the Mercury than 1/4^{th}
of the original.

As seen earlier in the chapter on mass,
an object and its point mass counterpart are not same. When a bigger
object turns to a point mass object, the new point mass object weighs
more. According to the present definition of mass, the new point mass
object gains more mass. Therefore, any principle derived assuming these
two objects are same is invalid.

Gravity is not a thing that emanates
all around an object like the light emanating from a light source.
Light source emanates the light without any external influence. Gravity
is a mutual entity. It will be felt on an object only when there is
another object in its vicinity. If there is only one object, there
wouldn't be any effect of gravity around it.

We see the waves in the ocean generated
by the gravity between the earth and the moon travelling all around the
earth due to the rotation of the earth and the revolution of the moon
around the earth. If the earth and the moon remains stationary at a
distance then the waves in the ocean always point towards the direction
of the moon.

Another aspect which inverse square law
ignored is the differential force of an object like planet Jupiter.
Bigger objects will have both resultant and differential forces. A
point size object will have only the resultant force. The effect of
differential force is missing in the point mass object.

Gravity doesn't act like the light and
the objects gravitationally interacting are not point mass objects.
Therefore the inverse square law principle, which was derived based on
the characteristics of the light emanating from a point source,
wouldn't be valid for the gravity.

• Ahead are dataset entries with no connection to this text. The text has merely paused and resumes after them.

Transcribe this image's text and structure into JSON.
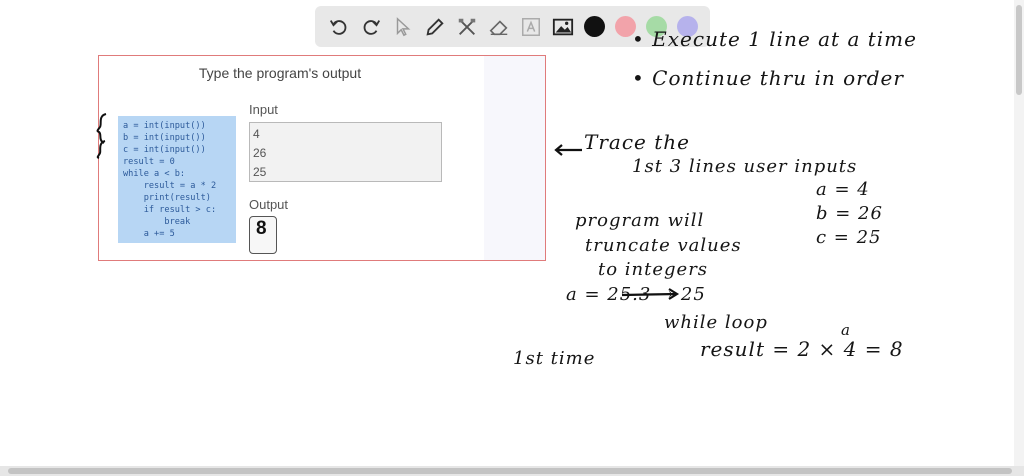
{
  "toolbar": {
    "tools": [
      {
        "name": "undo-icon"
      },
      {
        "name": "redo-icon"
      },
      {
        "name": "pointer-icon"
      },
      {
        "name": "pen-icon"
      },
      {
        "name": "tools-icon"
      },
      {
        "name": "eraser-icon"
      },
      {
        "name": "text-icon"
      },
      {
        "name": "image-icon"
      }
    ],
    "colors": [
      "#111111",
      "#f2a3aa",
      "#a6dba6",
      "#b6b2ec"
    ]
  },
  "problem": {
    "title": "Type the program's output",
    "code_lines": [
      "a = int(input())",
      "b = int(input())",
      "c = int(input())",
      "result = 0",
      "while a < b:",
      "    result = a * 2",
      "    print(result)",
      "    if result > c:",
      "        break",
      "    a += 5"
    ],
    "input_label": "Input",
    "input_values": [
      "4",
      "26",
      "25"
    ],
    "output_label": "Output",
    "output_value": "8"
  },
  "notes": {
    "line1": "• Execute 1 line at a time",
    "line2": "• Continue thru in order",
    "trace": "Trace the",
    "trace2": "1st 3 lines  user inputs",
    "assign_a": "a = 4",
    "assign_b": "b = 26",
    "assign_c": "c = 25",
    "prog1": "program will",
    "prog2": "truncate values",
    "prog3": "to integers",
    "example": "a = 25.3 → 25",
    "loop": "while loop",
    "first": "1st   time",
    "result": "result = 2 × 4 = 8",
    "super_a": "a"
  }
}
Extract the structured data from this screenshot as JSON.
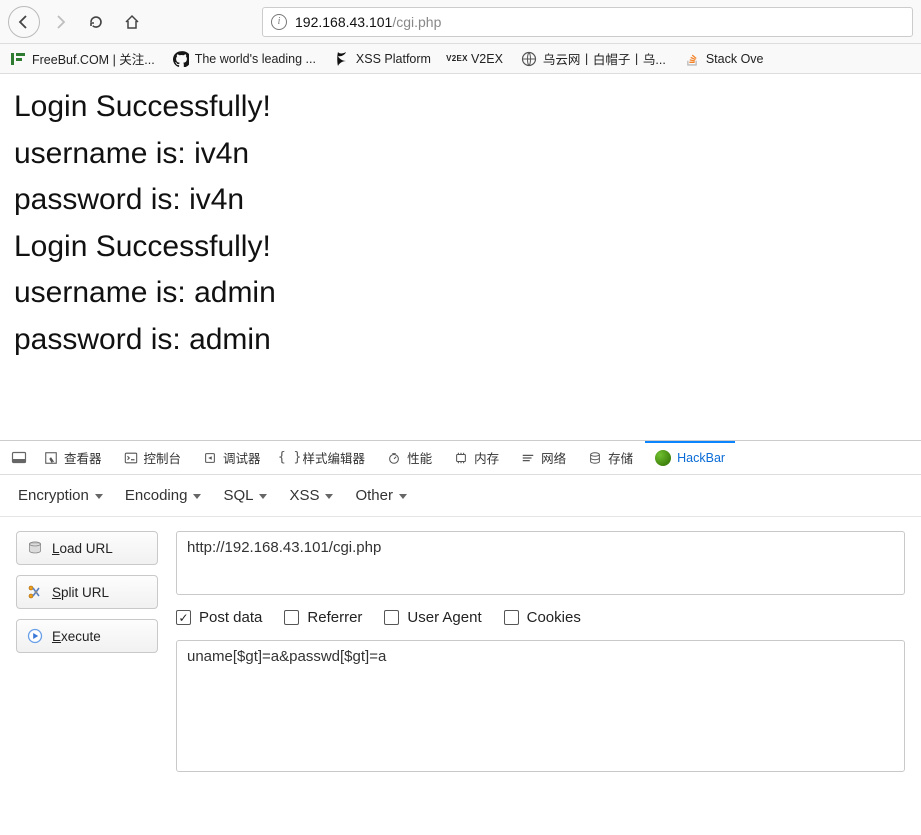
{
  "url": {
    "host": "192.168.43.101",
    "path": "/cgi.php"
  },
  "bookmarks": [
    {
      "name": "freebuf",
      "label": "FreeBuf.COM | 关注..."
    },
    {
      "name": "github",
      "label": "The world's leading ..."
    },
    {
      "name": "xss",
      "label": "XSS Platform"
    },
    {
      "name": "v2ex",
      "label": "V2EX"
    },
    {
      "name": "wooyun",
      "label": "乌云网丨白帽子丨乌..."
    },
    {
      "name": "stackoverflow",
      "label": "Stack Ove"
    }
  ],
  "page": {
    "lines": [
      "Login Successfully!",
      "username is: iv4n",
      "password is: iv4n",
      "Login Successfully!",
      "username is: admin",
      "password is: admin"
    ]
  },
  "devtools": {
    "tabs": {
      "inspector": "查看器",
      "console": "控制台",
      "debugger": "调试器",
      "style": "样式编辑器",
      "perf": "性能",
      "memory": "内存",
      "network": "网络",
      "storage": "存储",
      "hackbar": "HackBar"
    },
    "sub": {
      "encryption": "Encryption",
      "encoding": "Encoding",
      "sql": "SQL",
      "xss": "XSS",
      "other": "Other"
    },
    "sidebar": {
      "load": "oad URL",
      "split": "plit URL",
      "exec": "xecute"
    },
    "url_value": "http://192.168.43.101/cgi.php",
    "checks": {
      "post": "Post data",
      "referrer": "Referrer",
      "ua": "User Agent",
      "cookies": "Cookies"
    },
    "post_value": "uname[$gt]=a&passwd[$gt]=a"
  }
}
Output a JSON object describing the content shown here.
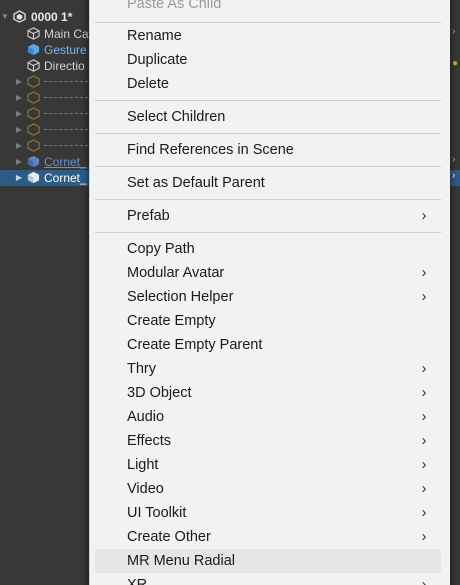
{
  "hierarchy": {
    "root_label": "0000 1*",
    "rows": [
      {
        "label": "Main Ca",
        "style": "normal"
      },
      {
        "label": "Gesture",
        "style": "blue"
      },
      {
        "label": "Directio",
        "style": "normal"
      },
      {
        "label": "Cornet_",
        "style": "prefab"
      },
      {
        "label": "Cornet_",
        "style": "selected"
      }
    ]
  },
  "menu": {
    "items": [
      {
        "label": "Paste As Child",
        "disabled": true
      },
      {
        "label": "Rename"
      },
      {
        "label": "Duplicate"
      },
      {
        "label": "Delete"
      },
      {
        "label": "Select Children"
      },
      {
        "label": "Find References in Scene"
      },
      {
        "label": "Set as Default Parent"
      },
      {
        "label": "Prefab",
        "submenu": true
      },
      {
        "label": "Copy Path"
      },
      {
        "label": "Modular Avatar",
        "submenu": true
      },
      {
        "label": "Selection Helper",
        "submenu": true
      },
      {
        "label": "Create Empty"
      },
      {
        "label": "Create Empty Parent"
      },
      {
        "label": "Thry",
        "submenu": true
      },
      {
        "label": "3D Object",
        "submenu": true
      },
      {
        "label": "Audio",
        "submenu": true
      },
      {
        "label": "Effects",
        "submenu": true
      },
      {
        "label": "Light",
        "submenu": true
      },
      {
        "label": "Video",
        "submenu": true
      },
      {
        "label": "UI Toolkit",
        "submenu": true
      },
      {
        "label": "Create Other",
        "submenu": true
      },
      {
        "label": "MR Menu Radial",
        "hovered": true
      },
      {
        "label": "XR",
        "submenu": true
      }
    ],
    "chevron_glyph": "›"
  },
  "colors": {
    "menu_bg": "#f2f2f2",
    "hover_bg": "#e5e5e5",
    "selection_blue": "#2c5d87",
    "hierarchy_bg": "#383838"
  }
}
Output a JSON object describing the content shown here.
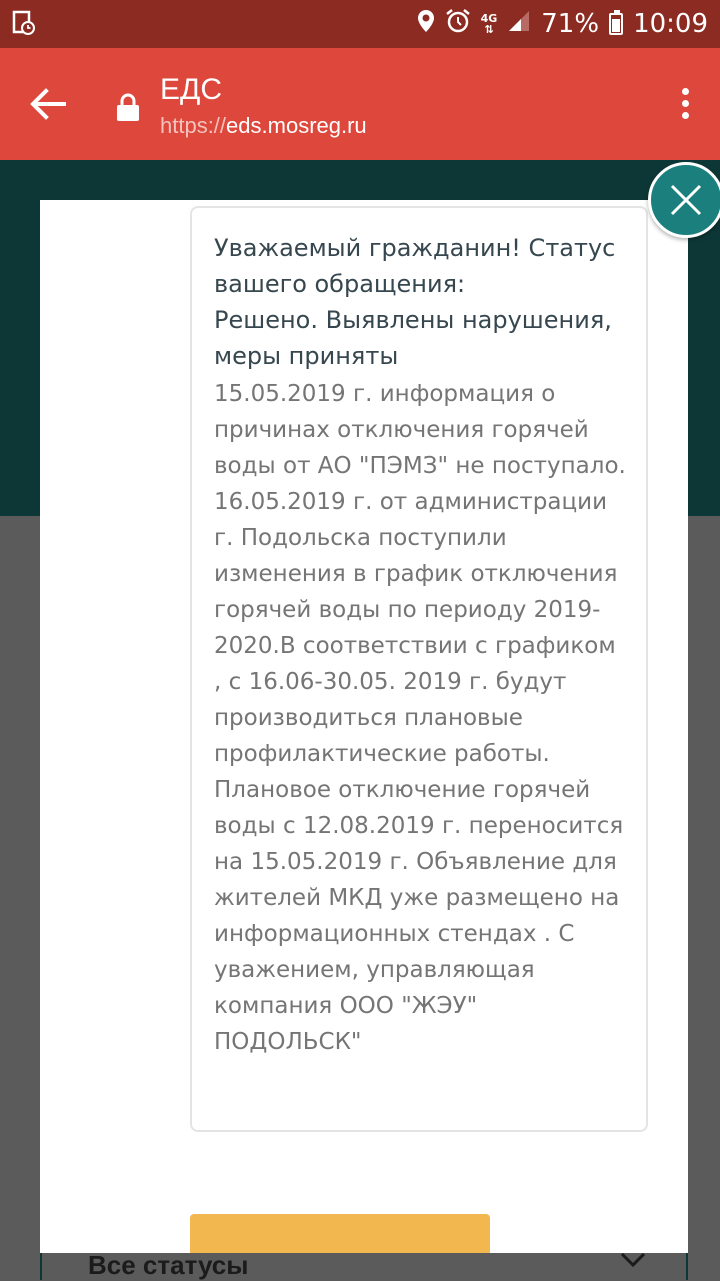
{
  "status_bar": {
    "network": "4G",
    "battery": "71%",
    "battery_level": 0.71,
    "time": "10:09",
    "icons": [
      "screenshot-icon",
      "location-icon",
      "alarm-icon",
      "network-4g-icon",
      "signal-icon",
      "battery-icon"
    ]
  },
  "app_bar": {
    "title": "ЕДС",
    "url_scheme": "https://",
    "url_host": "eds.mosreg.ru",
    "icons": [
      "back-arrow-icon",
      "lock-icon",
      "more-vert-icon"
    ]
  },
  "modal": {
    "heading": "Уважаемый гражданин! Статус вашего обращения:\nРешено. Выявлены нарушения, меры приняты",
    "body": "15.05.2019 г. информация о причинах отключения горячей воды от АО \"ПЭМЗ\" не поступало. 16.05.2019 г. от администрации г. Подольска поступили изменения в график отключения горячей воды по периоду 2019-2020.В соответствии с графиком , с 16.06-30.05. 2019 г. будут производиться плановые профилактические работы. Плановое отключение горячей воды с 12.08.2019 г. переносится на 15.05.2019 г. Объявление для жителей МКД уже размещено на информационных стендах . С уважением, управляющая компания ООО \"ЖЭУ\" ПОДОЛЬСК\"",
    "close_icon": "close-icon"
  },
  "background": {
    "filter_label": "Все статусы",
    "filter_icon": "chevron-down-icon"
  },
  "colors": {
    "status_bar": "#8b2b22",
    "app_bar": "#dd473c",
    "dark_teal": "#0d3736",
    "close_button": "#1b7f7e",
    "action_button": "#f2b84f"
  }
}
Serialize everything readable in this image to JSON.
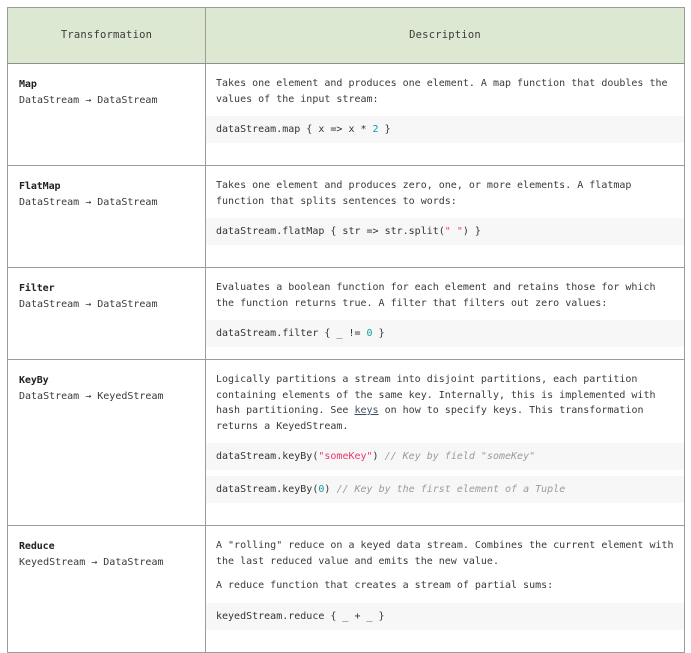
{
  "table": {
    "headers": {
      "transformation": "Transformation",
      "description": "Description"
    },
    "colors": {
      "header_bg": "#dde8d3",
      "border": "#9c9c9c",
      "code_bg": "#f7f7f7",
      "number_token": "#0a9ea5",
      "string_token": "#e8386b",
      "comment_token": "#9b9b9b",
      "link": "#3d4f63"
    },
    "rows": [
      {
        "name": "Map",
        "signature": "DataStream → DataStream",
        "paragraphs": [
          "Takes one element and produces one element. A map function that doubles the values of the input stream:"
        ],
        "code": [
          {
            "prefix": "dataStream.map { x => x * ",
            "number": "2",
            "suffix": " }"
          }
        ]
      },
      {
        "name": "FlatMap",
        "signature": "DataStream → DataStream",
        "paragraphs": [
          "Takes one element and produces zero, one, or more elements. A flatmap function that splits sentences to words:"
        ],
        "code": [
          {
            "prefix": "dataStream.flatMap { str => str.split(",
            "string": "\" \"",
            "suffix": ") }"
          }
        ]
      },
      {
        "name": "Filter",
        "signature": "DataStream → DataStream",
        "paragraphs": [
          "Evaluates a boolean function for each element and retains those for which the function returns true. A filter that filters out zero values:"
        ],
        "code": [
          {
            "prefix": "dataStream.filter { _ != ",
            "number": "0",
            "suffix": " }"
          }
        ]
      },
      {
        "name": "KeyBy",
        "signature": "DataStream → KeyedStream",
        "paragraphs_rich": {
          "part1": "Logically partitions a stream into disjoint partitions, each partition containing elements of the same key. Internally, this is implemented with hash partitioning. See ",
          "link": "keys",
          "part2": " on how to specify keys. This transformation returns a KeyedStream."
        },
        "code": [
          {
            "prefix": "dataStream.keyBy(",
            "string": "\"someKey\"",
            "suffix": ") ",
            "comment": "// Key by field \"someKey\""
          },
          {
            "prefix": "dataStream.keyBy(",
            "number": "0",
            "suffix": ") ",
            "comment": "// Key by the first element of a Tuple"
          }
        ]
      },
      {
        "name": "Reduce",
        "signature": "KeyedStream → DataStream",
        "paragraphs": [
          "A \"rolling\" reduce on a keyed data stream. Combines the current element with the last reduced value and emits the new value.",
          "A reduce function that creates a stream of partial sums:"
        ],
        "code": [
          {
            "prefix": "keyedStream.reduce { _ + _ }"
          }
        ]
      }
    ]
  }
}
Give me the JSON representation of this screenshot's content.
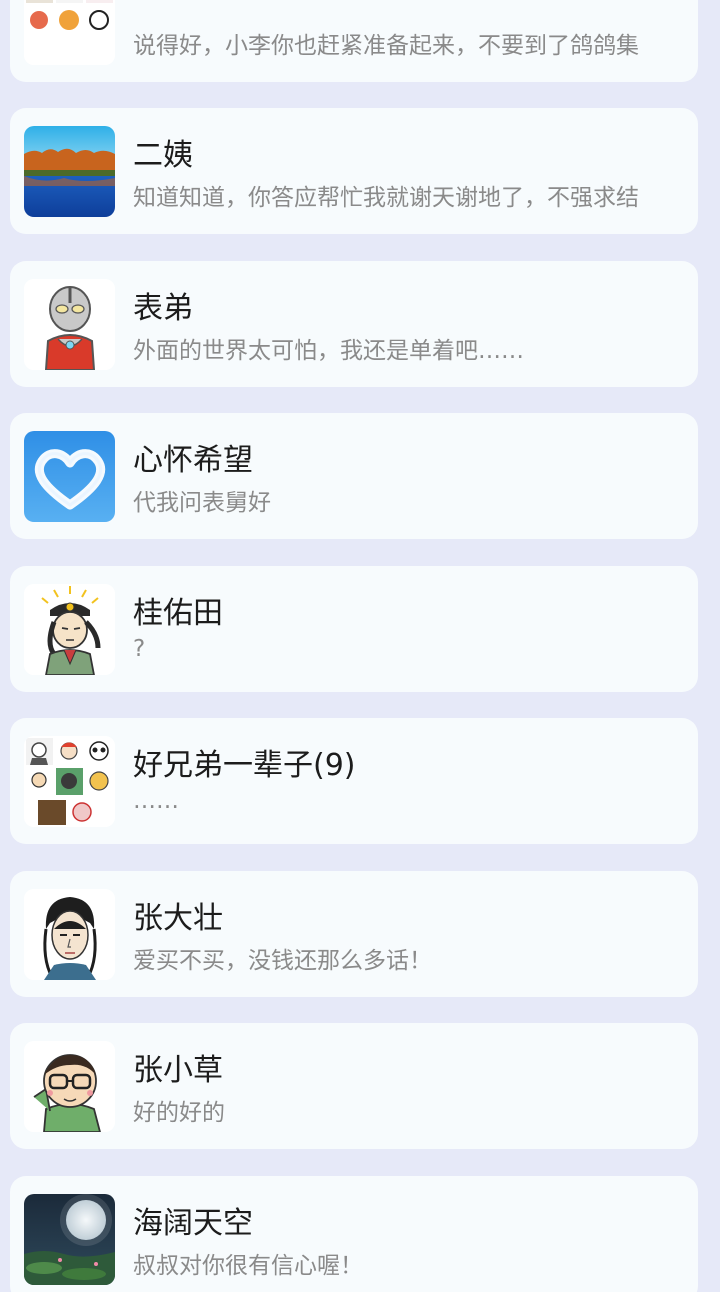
{
  "chats": [
    {
      "avatar": "group-grid-avatar",
      "name": "",
      "message": "说得好，小李你也赶紧准备起来，不要到了鸽鸽集"
    },
    {
      "avatar": "autumn-lake-avatar",
      "name": "二姨",
      "message": "知道知道，你答应帮忙我就谢天谢地了，不强求结"
    },
    {
      "avatar": "ultraman-avatar",
      "name": "表弟",
      "message": "外面的世界太可怕，我还是单着吧……"
    },
    {
      "avatar": "cloud-heart-avatar",
      "name": "心怀希望",
      "message": "代我问表舅好"
    },
    {
      "avatar": "cartoon-monk-avatar",
      "name": "桂佑田",
      "message": "?"
    },
    {
      "avatar": "group-grid-avatar",
      "name": "好兄弟一辈子(9)",
      "message": "……"
    },
    {
      "avatar": "anime-man-avatar",
      "name": "张大壮",
      "message": "爱买不买，没钱还那么多话！"
    },
    {
      "avatar": "cartoon-glasses-avatar",
      "name": "张小草",
      "message": "好的好的"
    },
    {
      "avatar": "moon-night-avatar",
      "name": "海阔天空",
      "message": "叔叔对你很有信心喔！"
    }
  ],
  "colors": {
    "background": "#e6e9f8",
    "card": "#f7fbfd",
    "name_text": "#1c1c1c",
    "message_text": "#8a8a8a"
  }
}
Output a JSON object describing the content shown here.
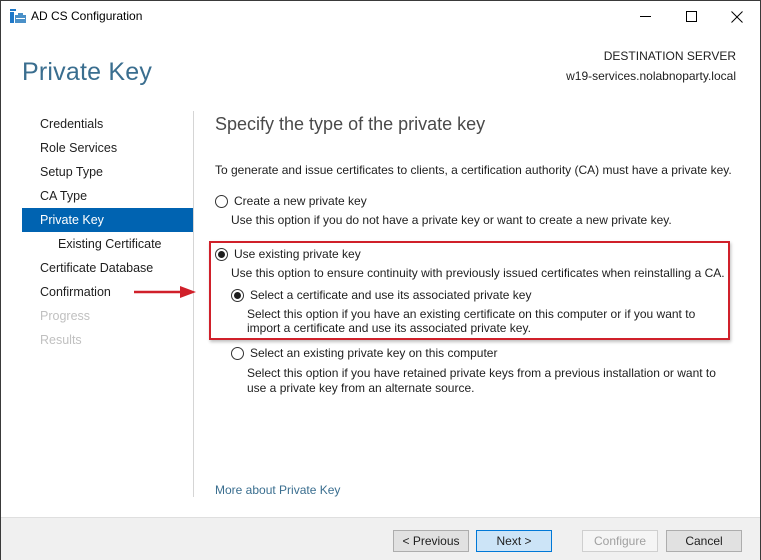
{
  "window": {
    "title": "AD CS Configuration",
    "controls": {
      "minimize": "minimize",
      "maximize": "maximize",
      "close": "close"
    }
  },
  "header": {
    "page_title": "Private Key",
    "destination_label": "DESTINATION SERVER",
    "destination_server": "w19-services.nolabnoparty.local"
  },
  "nav": {
    "items": [
      {
        "label": "Credentials",
        "state": "normal"
      },
      {
        "label": "Role Services",
        "state": "normal"
      },
      {
        "label": "Setup Type",
        "state": "normal"
      },
      {
        "label": "CA Type",
        "state": "normal"
      },
      {
        "label": "Private Key",
        "state": "active"
      },
      {
        "label": "Existing Certificate",
        "state": "sub"
      },
      {
        "label": "Certificate Database",
        "state": "normal"
      },
      {
        "label": "Confirmation",
        "state": "normal"
      },
      {
        "label": "Progress",
        "state": "disabled"
      },
      {
        "label": "Results",
        "state": "disabled"
      }
    ]
  },
  "content": {
    "section_title": "Specify the type of the private key",
    "intro": "To generate and issue certificates to clients, a certification authority (CA) must have a private key.",
    "options": {
      "create_new": {
        "label": "Create a new private key",
        "description": "Use this option if you do not have a private key or want to create a new private key.",
        "checked": false
      },
      "use_existing": {
        "label": "Use existing private key",
        "description": "Use this option to ensure continuity with previously issued certificates when reinstalling a CA.",
        "checked": true,
        "sub_options": {
          "select_certificate": {
            "label": "Select a certificate and use its associated private key",
            "description_line1": "Select this option if you have an existing certificate on this computer or if you want to",
            "description_line2": "import a certificate and use its associated private key.",
            "checked": true
          },
          "select_existing_key": {
            "label": "Select an existing private key on this computer",
            "description_line1": "Select this option if you have retained private keys from a previous installation or want to",
            "description_line2": "use a private key from an alternate source.",
            "checked": false
          }
        }
      }
    },
    "more_link": "More about Private Key"
  },
  "annotations": {
    "highlight_color": "#d0202a",
    "arrow_color": "#d0202a"
  },
  "footer": {
    "previous": "< Previous",
    "next": "Next >",
    "configure": "Configure",
    "cancel": "Cancel"
  }
}
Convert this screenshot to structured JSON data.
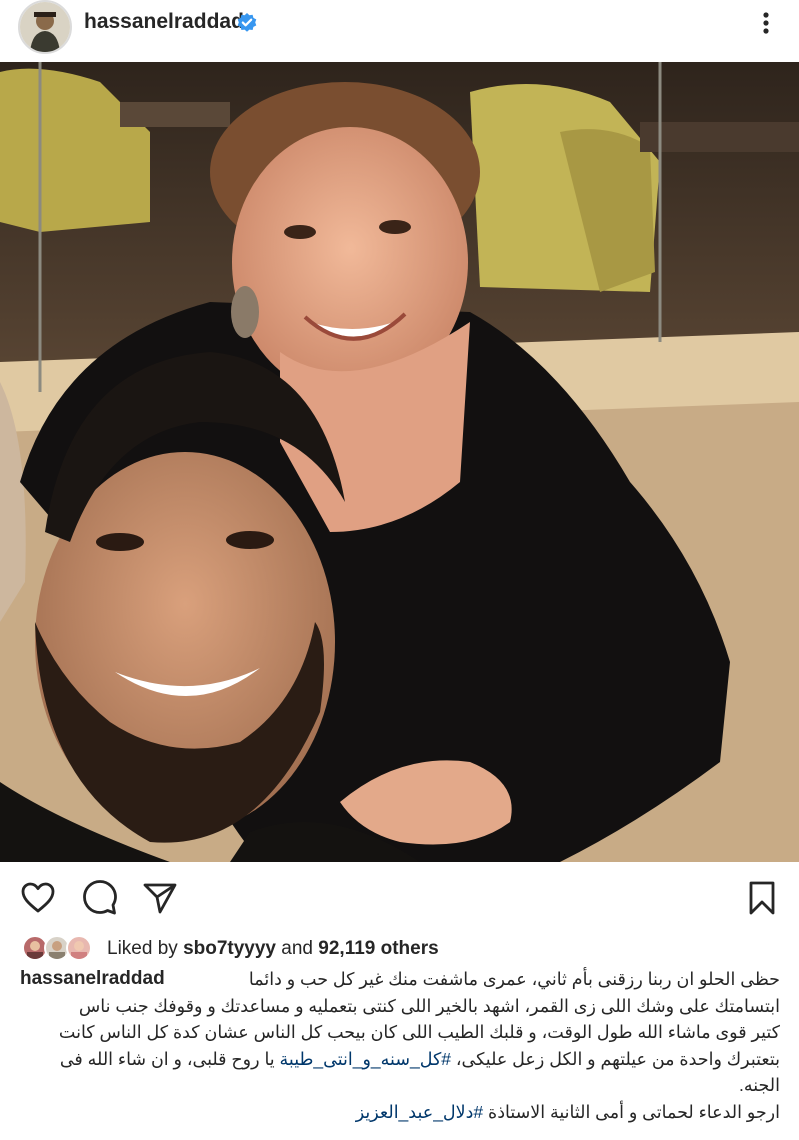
{
  "post": {
    "username": "hassanelraddad",
    "verified": true,
    "icons": {
      "verified": "verified-badge-icon",
      "more": "more-vertical-icon",
      "like": "heart-icon",
      "comment": "comment-icon",
      "share": "send-icon",
      "save": "bookmark-icon"
    },
    "colors": {
      "verified": "#3897f0",
      "hashtag": "#00376b",
      "text": "#262626"
    }
  },
  "likes": {
    "prefix": "Liked by",
    "liker": "sbo7tyyyy",
    "conjunction": "and",
    "count": "92,119 others"
  },
  "caption": {
    "line1": "حظى الحلو ان ربنا رزقنى بأم ثاني، عمرى ماشفت منك غير كل حب و دائما",
    "line2": "ابتسامتك على وشك اللى زى القمر، اشهد بالخير اللى كنتى بتعمليه و مساعدتك و وقوفك جنب ناس",
    "line3": "كتير قوى ماشاء الله طول الوقت، و قلبك الطيب اللى كان بيحب كل الناس عشان كدة كل الناس كانت",
    "line4_before": "بتعتبرك واحدة من عيلتهم و الكل زعل عليكى،",
    "line4_tag": "#كل_سنه_و_انتى_طيبة",
    "line4_after": "يا روح قلبى، و ان شاء الله فى",
    "line5": "الجنه.",
    "line6_before": "ارجو الدعاء لحماتى و أمى الثانية الاستاذة",
    "line6_tag": "#دلال_عبد_العزيز"
  }
}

The Inverse square law principle is
widely applied in physics in the derivation of the strength of light,
sound, electricity and magnetism at a new location away from the
source. It is valid for the propagation of light and sound but not for
the gravity. Inverse square law is valid for the scenarios where the
strength of a force acts all around the object irrespective of
existence of another object around it.

Date posted: October 1, 2009

Copyright
2009 Karunakar Marasakatla